# Entries from a dataset of interfaces
────────

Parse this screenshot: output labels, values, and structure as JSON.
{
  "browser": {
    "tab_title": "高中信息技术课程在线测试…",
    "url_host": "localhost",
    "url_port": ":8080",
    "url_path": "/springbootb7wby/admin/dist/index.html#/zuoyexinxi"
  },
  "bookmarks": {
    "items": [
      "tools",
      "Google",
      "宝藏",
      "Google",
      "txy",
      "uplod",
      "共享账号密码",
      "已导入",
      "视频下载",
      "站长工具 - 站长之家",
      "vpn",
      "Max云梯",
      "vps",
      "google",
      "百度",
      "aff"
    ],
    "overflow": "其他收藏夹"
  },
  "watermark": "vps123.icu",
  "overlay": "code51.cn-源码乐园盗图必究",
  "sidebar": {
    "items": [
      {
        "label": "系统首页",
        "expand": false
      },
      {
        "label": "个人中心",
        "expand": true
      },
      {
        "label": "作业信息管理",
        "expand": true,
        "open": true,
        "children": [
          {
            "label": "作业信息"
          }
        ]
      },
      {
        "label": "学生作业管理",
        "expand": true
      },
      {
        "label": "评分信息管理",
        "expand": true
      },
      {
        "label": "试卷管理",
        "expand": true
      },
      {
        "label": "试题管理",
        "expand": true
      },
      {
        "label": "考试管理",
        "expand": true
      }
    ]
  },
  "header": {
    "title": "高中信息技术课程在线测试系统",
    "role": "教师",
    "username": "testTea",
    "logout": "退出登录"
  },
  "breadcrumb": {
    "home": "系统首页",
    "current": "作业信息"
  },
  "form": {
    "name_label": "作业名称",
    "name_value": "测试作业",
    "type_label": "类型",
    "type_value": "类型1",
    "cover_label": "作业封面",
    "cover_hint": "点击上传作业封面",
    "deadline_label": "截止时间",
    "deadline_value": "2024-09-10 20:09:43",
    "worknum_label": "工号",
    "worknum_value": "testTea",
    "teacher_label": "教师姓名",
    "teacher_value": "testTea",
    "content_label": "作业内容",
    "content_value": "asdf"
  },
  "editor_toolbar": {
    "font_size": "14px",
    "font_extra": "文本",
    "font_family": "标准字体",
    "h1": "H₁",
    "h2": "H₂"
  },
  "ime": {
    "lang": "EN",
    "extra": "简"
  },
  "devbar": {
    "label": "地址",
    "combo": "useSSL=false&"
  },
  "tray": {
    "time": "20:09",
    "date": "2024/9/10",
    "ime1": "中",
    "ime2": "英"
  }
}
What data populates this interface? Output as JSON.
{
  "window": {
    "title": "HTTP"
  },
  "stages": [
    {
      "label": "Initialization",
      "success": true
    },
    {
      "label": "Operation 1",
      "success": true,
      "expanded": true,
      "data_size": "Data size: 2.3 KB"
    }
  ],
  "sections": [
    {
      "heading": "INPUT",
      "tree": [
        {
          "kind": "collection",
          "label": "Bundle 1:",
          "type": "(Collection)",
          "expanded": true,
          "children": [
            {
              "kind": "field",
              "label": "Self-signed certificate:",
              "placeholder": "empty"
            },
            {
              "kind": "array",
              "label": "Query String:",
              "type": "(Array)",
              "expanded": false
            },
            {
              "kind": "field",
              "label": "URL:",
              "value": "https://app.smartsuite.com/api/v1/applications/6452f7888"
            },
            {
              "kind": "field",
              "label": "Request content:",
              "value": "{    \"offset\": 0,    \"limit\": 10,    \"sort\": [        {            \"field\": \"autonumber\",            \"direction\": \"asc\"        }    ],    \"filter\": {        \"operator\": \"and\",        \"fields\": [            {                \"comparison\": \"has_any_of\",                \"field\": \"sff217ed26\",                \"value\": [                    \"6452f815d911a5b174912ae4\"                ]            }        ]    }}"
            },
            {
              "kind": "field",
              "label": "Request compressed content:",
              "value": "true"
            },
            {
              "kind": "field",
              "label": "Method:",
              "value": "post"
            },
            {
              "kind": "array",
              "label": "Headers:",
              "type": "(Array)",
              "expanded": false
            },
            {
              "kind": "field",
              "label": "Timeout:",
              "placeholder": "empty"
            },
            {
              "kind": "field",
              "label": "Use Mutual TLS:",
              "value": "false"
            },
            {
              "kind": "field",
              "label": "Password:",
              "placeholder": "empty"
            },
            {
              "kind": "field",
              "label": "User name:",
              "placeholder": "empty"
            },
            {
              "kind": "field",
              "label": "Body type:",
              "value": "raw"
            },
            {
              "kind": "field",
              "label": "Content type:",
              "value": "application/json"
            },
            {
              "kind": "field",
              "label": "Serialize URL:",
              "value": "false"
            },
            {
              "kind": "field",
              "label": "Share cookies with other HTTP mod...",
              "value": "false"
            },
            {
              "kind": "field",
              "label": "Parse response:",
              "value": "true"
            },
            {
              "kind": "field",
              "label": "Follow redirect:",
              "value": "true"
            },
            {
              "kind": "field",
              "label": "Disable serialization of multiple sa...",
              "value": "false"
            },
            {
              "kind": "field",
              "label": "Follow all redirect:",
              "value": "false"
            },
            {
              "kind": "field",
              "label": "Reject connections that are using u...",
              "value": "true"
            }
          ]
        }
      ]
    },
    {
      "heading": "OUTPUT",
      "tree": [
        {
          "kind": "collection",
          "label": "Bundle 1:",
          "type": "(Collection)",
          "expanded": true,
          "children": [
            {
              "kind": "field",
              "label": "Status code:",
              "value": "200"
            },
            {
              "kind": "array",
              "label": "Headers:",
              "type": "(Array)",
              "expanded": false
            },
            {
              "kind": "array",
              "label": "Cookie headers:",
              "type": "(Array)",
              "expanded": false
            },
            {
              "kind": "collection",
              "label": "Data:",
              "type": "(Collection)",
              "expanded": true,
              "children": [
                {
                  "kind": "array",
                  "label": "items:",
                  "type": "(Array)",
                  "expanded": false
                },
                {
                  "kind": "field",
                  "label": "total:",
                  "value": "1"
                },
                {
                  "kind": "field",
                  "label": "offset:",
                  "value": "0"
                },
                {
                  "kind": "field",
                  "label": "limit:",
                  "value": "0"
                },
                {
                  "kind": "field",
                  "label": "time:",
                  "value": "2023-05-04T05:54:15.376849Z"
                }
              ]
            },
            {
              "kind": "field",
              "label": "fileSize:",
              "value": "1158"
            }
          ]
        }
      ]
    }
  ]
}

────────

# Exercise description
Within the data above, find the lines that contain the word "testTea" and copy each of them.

# Written response
    "username": "testTea",
    "worknum_value": "testTea",
    "teacher_value": "testTea",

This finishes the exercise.